## Dataset content:

·····

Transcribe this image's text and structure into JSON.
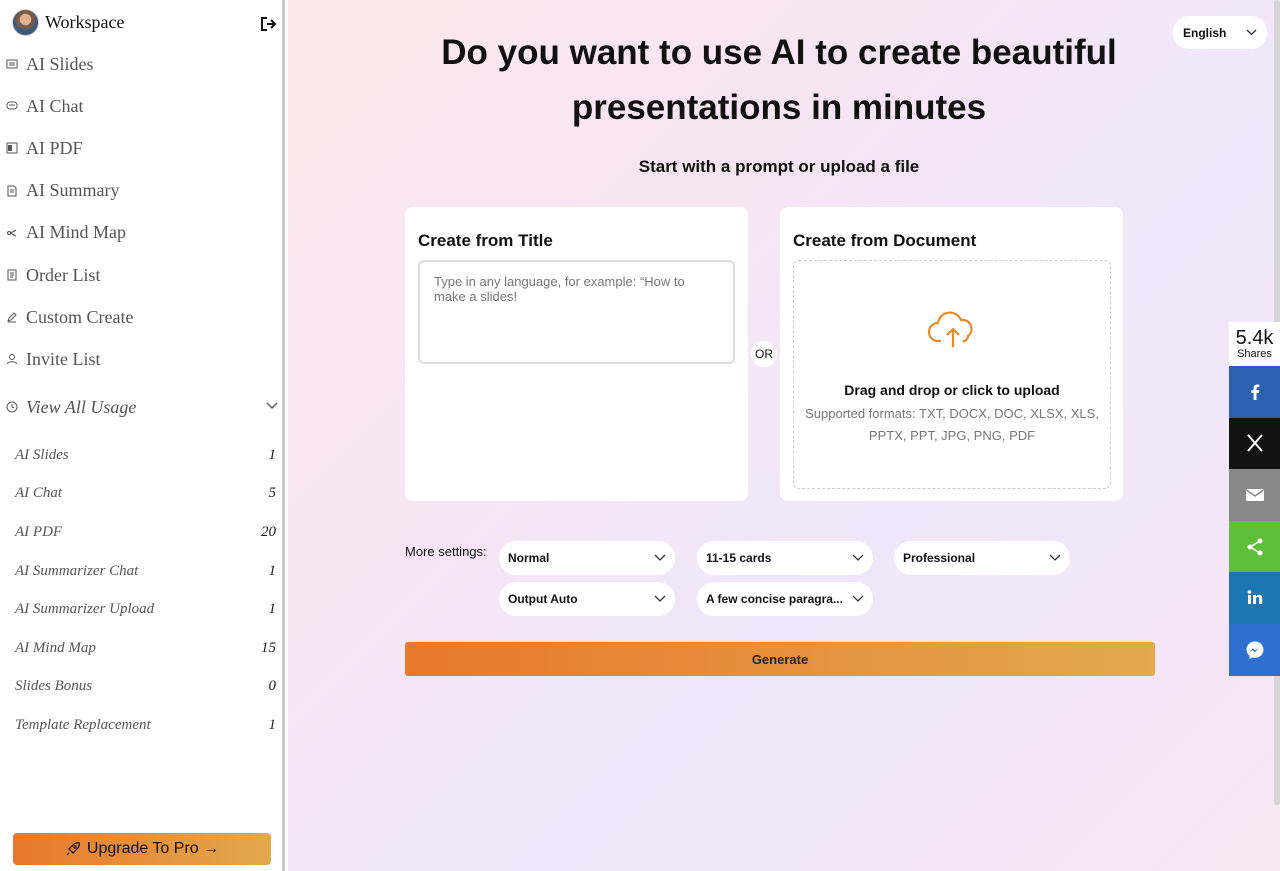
{
  "sidebar": {
    "workspace_title": "Workspace",
    "nav": [
      {
        "label": "AI Slides",
        "icon": "slides-icon"
      },
      {
        "label": "AI Chat",
        "icon": "chat-icon"
      },
      {
        "label": "AI PDF",
        "icon": "pdf-icon"
      },
      {
        "label": "AI Summary",
        "icon": "summary-icon"
      },
      {
        "label": "AI Mind Map",
        "icon": "mind-map-icon"
      },
      {
        "label": "Order List",
        "icon": "order-list-icon"
      },
      {
        "label": "Custom Create",
        "icon": "pencil-icon"
      },
      {
        "label": "Invite List",
        "icon": "user-icon"
      }
    ],
    "usage_title": "View All Usage",
    "usage": [
      {
        "label": "AI Slides",
        "value": "1"
      },
      {
        "label": "AI Chat",
        "value": "5"
      },
      {
        "label": "AI PDF",
        "value": "20"
      },
      {
        "label": "AI Summarizer Chat",
        "value": "1"
      },
      {
        "label": "AI Summarizer Upload",
        "value": "1"
      },
      {
        "label": "AI Mind Map",
        "value": "15"
      },
      {
        "label": "Slides Bonus",
        "value": "0"
      },
      {
        "label": "Template Replacement",
        "value": "1"
      }
    ],
    "upgrade_label": "Upgrade To Pro →"
  },
  "main": {
    "language": "English",
    "headline_line1": "Do you want to use AI to create beautiful",
    "headline_line2": "presentations in minutes",
    "subhead": "Start with a prompt or upload a file",
    "title_card": {
      "title": "Create from Title",
      "placeholder": "Type in any language, for example: “How to make a slides!"
    },
    "or_label": "OR",
    "doc_card": {
      "title": "Create from Document",
      "drop_title": "Drag and drop or click to upload",
      "formats": "Supported formats: TXT, DOCX, DOC, XLSX, XLS, PPTX, PPT, JPG, PNG, PDF"
    },
    "settings_label": "More settings:",
    "settings": {
      "tone": "Normal",
      "cards": "11-15 cards",
      "style": "Professional",
      "output": "Output Auto",
      "text_amount": "A few concise paragra..."
    },
    "generate_label": "Generate"
  },
  "share": {
    "count": "5.4k",
    "count_label": "Shares",
    "colors": {
      "facebook": "#2a62b0",
      "x": "#111111",
      "email": "#888888",
      "share": "#5fbf3b",
      "linkedin": "#1b76b3",
      "messenger": "#2e70d0"
    }
  }
}
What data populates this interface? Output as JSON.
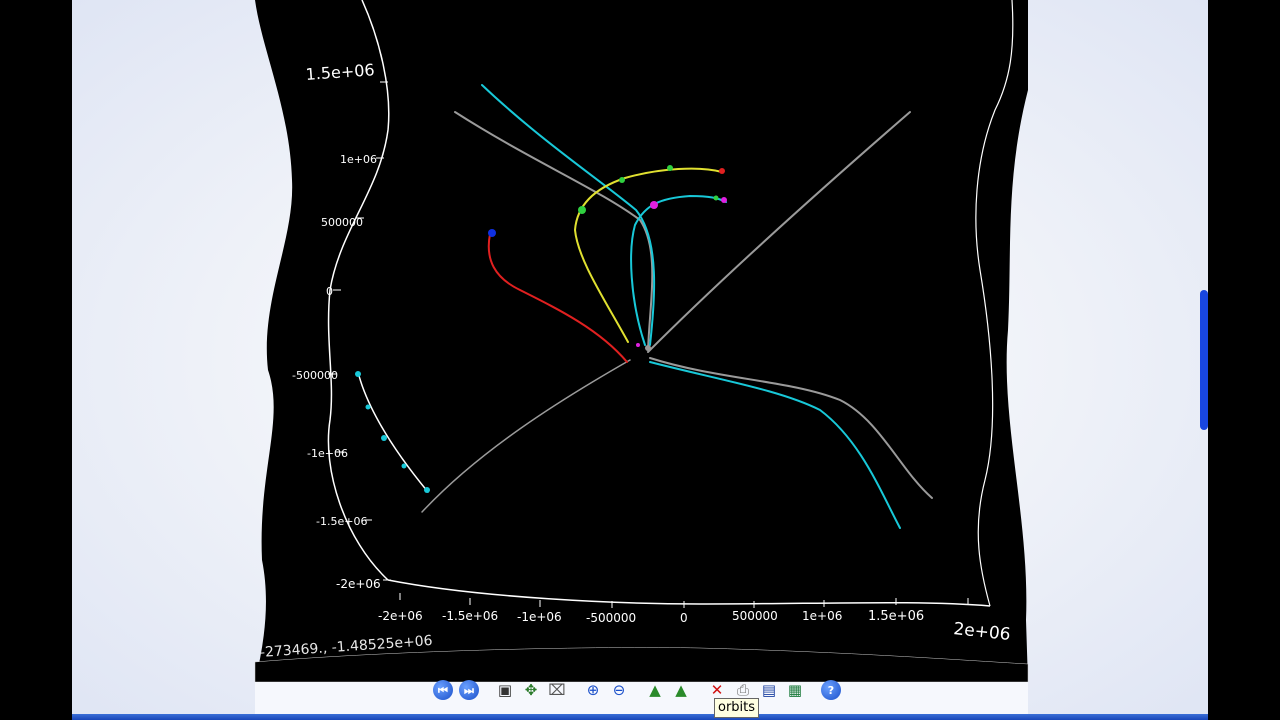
{
  "window": {
    "coordinate_readout": "-273469., -1.48525e+06"
  },
  "plot": {
    "y_ticks": [
      "1.5e+06",
      "1e+06",
      "500000",
      "0",
      "-500000",
      "-1e+06",
      "-1.5e+06",
      "-2e+06"
    ],
    "x_ticks": [
      "-2e+06",
      "-1.5e+06",
      "-1e+06",
      "-500000",
      "0",
      "500000",
      "1e+06",
      "1.5e+06",
      "2e+06"
    ],
    "background_color": "#000000",
    "orbit_colors": [
      "#18c8d8",
      "#9a9a9a",
      "#e0e030",
      "#e02020",
      "#ffffff",
      "#1030e0",
      "#30d040",
      "#e020e0"
    ]
  },
  "toolbar": {
    "buttons": [
      {
        "name": "rewind-icon",
        "glyph": "⏮"
      },
      {
        "name": "fast-forward-icon",
        "glyph": "⏭"
      },
      {
        "name": "fit-view-icon",
        "glyph": "▣"
      },
      {
        "name": "pan-icon",
        "glyph": "✥"
      },
      {
        "name": "crop-icon",
        "glyph": "⌧"
      },
      {
        "name": "zoom-in-icon",
        "glyph": "⊕"
      },
      {
        "name": "zoom-out-icon",
        "glyph": "⊖"
      },
      {
        "name": "mountain-left-icon",
        "glyph": "▲"
      },
      {
        "name": "mountain-right-icon",
        "glyph": "▲"
      },
      {
        "name": "clear-orbits-icon",
        "glyph": "✕"
      },
      {
        "name": "print-icon",
        "glyph": "⎙"
      },
      {
        "name": "save-icon",
        "glyph": "▤"
      },
      {
        "name": "export-image-icon",
        "glyph": "▦"
      },
      {
        "name": "help-icon",
        "glyph": "?"
      }
    ],
    "tooltip": "orbits"
  }
}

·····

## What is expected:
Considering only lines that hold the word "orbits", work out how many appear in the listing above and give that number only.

## Exercise result:
2